Saved entries
---*---
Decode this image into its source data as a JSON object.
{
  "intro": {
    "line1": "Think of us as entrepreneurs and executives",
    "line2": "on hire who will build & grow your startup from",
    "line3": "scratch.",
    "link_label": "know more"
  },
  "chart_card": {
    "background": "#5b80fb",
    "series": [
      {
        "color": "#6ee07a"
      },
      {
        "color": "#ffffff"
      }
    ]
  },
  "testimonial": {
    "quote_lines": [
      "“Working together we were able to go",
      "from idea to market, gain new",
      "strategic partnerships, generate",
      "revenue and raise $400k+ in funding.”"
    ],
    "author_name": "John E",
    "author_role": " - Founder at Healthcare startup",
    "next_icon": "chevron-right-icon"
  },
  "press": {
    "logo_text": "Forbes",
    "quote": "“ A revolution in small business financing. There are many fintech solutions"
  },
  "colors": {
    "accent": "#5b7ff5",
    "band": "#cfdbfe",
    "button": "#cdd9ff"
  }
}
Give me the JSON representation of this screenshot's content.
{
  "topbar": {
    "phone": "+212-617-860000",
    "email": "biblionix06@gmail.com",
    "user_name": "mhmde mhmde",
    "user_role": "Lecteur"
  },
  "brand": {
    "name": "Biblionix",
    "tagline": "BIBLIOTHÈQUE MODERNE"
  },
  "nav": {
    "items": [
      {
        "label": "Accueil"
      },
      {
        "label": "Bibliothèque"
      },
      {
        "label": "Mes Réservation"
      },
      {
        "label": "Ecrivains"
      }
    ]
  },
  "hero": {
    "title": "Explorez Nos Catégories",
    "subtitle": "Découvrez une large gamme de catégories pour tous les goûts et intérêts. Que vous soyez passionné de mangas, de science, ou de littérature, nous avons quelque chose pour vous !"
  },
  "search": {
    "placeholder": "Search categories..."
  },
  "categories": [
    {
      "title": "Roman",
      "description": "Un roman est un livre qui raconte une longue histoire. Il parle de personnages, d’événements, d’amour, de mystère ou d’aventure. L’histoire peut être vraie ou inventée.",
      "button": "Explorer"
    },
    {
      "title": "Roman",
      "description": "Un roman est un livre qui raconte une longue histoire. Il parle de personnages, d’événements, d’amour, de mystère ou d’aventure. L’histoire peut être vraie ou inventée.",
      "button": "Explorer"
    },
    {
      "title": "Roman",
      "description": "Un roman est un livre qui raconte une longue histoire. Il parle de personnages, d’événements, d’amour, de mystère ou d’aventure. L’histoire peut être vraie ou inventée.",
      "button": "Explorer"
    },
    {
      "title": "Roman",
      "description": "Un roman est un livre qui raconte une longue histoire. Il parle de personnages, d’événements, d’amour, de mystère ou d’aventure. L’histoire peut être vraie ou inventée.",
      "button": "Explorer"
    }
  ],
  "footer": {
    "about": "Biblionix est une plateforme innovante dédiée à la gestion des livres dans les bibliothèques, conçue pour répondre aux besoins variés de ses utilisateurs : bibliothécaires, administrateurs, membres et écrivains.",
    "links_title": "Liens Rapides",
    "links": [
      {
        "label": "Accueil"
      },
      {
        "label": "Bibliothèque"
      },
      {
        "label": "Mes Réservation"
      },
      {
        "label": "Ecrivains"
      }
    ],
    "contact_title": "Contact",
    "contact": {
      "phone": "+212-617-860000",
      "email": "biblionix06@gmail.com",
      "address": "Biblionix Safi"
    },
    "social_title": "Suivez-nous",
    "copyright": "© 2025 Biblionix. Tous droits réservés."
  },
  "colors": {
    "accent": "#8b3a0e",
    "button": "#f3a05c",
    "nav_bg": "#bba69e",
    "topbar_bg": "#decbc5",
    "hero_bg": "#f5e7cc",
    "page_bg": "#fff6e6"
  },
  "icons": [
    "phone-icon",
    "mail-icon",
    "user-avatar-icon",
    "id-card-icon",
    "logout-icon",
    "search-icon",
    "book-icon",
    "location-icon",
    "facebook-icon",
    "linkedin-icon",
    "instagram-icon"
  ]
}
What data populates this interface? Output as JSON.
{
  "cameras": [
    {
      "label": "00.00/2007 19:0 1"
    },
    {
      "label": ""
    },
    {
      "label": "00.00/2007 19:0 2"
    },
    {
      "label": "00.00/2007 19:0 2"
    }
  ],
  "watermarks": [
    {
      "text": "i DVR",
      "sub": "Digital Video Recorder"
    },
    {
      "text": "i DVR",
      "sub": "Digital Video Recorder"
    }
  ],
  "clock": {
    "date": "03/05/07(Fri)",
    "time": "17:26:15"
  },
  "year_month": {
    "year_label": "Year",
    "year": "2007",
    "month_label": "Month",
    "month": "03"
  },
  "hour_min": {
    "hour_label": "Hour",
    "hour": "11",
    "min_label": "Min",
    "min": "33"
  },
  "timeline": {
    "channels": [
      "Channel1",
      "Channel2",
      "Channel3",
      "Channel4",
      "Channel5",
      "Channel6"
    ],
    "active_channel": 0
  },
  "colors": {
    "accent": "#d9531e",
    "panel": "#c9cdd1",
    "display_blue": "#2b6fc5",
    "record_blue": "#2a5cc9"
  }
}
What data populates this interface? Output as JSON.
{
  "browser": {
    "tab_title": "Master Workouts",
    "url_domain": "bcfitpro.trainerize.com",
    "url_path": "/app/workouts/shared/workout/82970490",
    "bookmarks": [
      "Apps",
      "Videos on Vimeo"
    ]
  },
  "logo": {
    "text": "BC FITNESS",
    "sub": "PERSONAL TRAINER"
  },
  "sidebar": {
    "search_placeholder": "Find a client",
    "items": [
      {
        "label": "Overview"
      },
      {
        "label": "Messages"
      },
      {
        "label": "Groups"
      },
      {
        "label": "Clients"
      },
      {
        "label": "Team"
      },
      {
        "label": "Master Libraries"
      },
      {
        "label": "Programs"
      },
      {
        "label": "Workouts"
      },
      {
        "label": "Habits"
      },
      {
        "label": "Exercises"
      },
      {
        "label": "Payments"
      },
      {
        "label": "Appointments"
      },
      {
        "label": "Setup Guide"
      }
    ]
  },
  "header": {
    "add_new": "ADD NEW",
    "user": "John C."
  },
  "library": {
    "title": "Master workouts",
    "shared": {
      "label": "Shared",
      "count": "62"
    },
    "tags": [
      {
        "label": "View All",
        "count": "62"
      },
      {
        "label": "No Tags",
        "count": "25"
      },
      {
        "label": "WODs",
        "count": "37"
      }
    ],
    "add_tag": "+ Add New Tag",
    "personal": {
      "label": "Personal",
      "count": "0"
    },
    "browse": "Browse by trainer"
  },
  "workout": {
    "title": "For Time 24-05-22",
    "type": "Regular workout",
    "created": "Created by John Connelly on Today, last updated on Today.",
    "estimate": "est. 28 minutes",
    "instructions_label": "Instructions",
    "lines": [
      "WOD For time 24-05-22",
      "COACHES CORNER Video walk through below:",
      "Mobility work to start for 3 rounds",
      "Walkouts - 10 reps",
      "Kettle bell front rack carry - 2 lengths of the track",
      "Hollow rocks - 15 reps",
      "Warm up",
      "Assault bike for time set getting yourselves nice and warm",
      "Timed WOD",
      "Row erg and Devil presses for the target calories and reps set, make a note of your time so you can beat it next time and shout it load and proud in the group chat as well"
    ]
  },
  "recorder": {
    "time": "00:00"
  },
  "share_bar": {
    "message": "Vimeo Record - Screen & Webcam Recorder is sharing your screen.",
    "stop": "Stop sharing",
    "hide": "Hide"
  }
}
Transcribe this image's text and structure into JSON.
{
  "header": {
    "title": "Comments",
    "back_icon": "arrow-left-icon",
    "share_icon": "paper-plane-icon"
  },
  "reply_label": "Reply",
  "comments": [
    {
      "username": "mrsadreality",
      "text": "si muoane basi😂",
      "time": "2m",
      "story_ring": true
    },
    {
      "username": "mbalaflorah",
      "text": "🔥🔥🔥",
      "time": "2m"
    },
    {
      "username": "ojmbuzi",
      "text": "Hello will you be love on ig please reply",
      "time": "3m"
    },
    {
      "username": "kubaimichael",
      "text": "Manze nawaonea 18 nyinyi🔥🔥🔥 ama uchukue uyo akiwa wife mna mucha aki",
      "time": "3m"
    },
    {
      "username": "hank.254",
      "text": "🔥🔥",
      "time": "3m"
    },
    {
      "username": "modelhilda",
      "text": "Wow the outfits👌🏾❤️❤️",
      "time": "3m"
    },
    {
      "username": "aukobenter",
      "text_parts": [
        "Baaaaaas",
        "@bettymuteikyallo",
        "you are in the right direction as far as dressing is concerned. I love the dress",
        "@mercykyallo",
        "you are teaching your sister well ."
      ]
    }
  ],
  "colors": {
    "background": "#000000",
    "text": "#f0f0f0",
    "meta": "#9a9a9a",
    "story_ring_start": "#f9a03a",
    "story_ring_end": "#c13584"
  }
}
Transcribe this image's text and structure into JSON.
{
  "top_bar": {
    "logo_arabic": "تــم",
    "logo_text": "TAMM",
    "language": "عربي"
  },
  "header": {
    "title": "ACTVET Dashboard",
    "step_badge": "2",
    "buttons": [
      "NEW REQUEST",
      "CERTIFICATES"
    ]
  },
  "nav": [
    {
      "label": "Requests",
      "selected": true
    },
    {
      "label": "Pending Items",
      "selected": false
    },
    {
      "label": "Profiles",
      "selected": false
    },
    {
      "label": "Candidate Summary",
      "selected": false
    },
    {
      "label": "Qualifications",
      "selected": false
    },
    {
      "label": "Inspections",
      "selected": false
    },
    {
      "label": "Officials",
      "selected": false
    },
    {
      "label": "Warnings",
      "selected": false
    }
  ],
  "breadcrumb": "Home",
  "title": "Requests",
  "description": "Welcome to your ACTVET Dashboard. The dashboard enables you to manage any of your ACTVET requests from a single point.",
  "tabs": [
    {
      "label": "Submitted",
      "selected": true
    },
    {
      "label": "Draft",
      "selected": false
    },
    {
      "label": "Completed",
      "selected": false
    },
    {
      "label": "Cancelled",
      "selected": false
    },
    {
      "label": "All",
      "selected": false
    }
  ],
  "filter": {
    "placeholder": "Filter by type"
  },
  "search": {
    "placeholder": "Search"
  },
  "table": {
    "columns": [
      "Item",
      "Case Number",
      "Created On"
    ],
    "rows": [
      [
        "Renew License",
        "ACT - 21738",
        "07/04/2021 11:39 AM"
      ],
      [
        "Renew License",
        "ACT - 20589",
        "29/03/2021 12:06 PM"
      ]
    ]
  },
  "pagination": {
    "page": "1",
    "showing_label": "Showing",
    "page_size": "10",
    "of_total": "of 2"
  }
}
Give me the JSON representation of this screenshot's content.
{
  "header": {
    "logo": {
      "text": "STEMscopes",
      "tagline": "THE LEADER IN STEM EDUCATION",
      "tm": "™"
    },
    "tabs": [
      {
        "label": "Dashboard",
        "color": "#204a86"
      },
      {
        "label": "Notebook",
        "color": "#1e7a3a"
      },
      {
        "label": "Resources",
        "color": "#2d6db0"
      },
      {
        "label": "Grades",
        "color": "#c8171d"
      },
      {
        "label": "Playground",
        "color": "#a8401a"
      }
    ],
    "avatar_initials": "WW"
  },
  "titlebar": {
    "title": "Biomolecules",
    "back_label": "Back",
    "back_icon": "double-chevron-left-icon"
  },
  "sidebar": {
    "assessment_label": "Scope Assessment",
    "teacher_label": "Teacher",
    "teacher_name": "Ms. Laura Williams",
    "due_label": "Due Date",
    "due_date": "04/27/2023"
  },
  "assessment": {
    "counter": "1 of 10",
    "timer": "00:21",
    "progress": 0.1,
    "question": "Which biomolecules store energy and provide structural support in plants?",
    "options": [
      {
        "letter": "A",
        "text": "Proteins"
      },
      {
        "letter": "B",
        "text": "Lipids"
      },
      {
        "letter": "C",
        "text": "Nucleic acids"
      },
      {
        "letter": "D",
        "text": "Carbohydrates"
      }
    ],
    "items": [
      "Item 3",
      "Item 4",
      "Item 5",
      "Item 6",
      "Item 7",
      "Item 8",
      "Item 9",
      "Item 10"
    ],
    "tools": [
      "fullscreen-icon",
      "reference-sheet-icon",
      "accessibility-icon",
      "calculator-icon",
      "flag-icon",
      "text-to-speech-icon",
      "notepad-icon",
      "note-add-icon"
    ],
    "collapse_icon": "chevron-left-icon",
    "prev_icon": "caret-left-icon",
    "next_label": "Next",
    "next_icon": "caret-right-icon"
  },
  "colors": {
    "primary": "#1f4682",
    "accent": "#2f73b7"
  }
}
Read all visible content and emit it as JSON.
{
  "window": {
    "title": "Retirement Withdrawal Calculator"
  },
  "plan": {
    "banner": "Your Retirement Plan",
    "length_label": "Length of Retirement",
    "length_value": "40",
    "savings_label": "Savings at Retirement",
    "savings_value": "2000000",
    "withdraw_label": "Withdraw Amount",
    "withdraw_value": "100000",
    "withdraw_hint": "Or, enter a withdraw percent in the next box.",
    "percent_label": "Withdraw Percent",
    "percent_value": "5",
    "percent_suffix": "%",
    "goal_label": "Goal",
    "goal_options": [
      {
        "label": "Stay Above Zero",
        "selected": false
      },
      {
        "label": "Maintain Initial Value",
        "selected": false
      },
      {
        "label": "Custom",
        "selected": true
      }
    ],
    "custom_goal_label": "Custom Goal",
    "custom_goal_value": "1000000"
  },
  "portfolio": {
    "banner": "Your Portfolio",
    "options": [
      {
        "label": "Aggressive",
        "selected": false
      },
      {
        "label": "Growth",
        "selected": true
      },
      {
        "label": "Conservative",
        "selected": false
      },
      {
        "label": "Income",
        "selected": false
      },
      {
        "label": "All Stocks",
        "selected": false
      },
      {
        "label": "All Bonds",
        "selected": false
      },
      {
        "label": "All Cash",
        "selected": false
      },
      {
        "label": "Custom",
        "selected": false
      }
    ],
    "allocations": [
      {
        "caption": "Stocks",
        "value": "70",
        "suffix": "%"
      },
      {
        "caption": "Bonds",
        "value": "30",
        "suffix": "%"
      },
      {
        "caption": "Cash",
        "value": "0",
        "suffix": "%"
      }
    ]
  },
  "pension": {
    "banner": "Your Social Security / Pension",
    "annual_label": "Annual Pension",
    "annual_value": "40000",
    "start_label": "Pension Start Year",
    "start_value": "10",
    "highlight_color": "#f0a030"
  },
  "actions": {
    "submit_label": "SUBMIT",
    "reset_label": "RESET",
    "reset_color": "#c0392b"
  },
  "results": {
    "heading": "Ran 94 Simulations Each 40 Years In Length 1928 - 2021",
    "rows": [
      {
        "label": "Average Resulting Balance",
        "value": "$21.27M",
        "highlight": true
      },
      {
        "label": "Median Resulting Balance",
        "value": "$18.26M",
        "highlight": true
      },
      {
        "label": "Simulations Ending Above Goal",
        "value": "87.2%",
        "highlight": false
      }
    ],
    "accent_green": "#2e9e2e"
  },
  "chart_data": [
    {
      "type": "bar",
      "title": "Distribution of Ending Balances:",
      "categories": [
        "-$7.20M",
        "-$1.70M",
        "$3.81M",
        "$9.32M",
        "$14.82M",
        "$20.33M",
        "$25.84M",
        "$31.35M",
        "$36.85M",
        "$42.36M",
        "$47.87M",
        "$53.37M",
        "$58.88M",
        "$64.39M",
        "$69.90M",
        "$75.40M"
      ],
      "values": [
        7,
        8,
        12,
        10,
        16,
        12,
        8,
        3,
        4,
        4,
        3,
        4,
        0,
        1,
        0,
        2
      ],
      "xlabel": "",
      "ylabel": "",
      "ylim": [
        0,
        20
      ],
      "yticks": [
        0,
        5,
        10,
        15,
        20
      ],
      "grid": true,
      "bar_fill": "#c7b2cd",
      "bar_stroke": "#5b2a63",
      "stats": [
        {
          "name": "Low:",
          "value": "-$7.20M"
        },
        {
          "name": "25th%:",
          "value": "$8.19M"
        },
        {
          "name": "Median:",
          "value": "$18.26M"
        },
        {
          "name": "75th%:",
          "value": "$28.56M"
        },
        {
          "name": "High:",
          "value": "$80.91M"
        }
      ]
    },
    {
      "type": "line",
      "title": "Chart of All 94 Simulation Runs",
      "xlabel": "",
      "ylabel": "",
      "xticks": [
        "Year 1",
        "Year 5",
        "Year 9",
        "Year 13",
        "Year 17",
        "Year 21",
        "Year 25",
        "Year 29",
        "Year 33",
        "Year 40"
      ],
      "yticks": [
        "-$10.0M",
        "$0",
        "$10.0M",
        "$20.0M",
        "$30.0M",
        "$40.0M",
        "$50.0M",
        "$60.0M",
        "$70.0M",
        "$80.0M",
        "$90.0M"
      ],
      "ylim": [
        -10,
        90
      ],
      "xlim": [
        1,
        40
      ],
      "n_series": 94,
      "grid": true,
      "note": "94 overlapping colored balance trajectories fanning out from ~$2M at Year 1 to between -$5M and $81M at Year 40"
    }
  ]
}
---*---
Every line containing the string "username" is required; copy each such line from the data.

### TASK ANSWER
      "username": "mrsadreality",
      "username": "mbalaflorah",
      "username": "ojmbuzi",
      "username": "kubaimichael",
      "username": "hank.254",
      "username": "modelhilda",
      "username": "aukobenter",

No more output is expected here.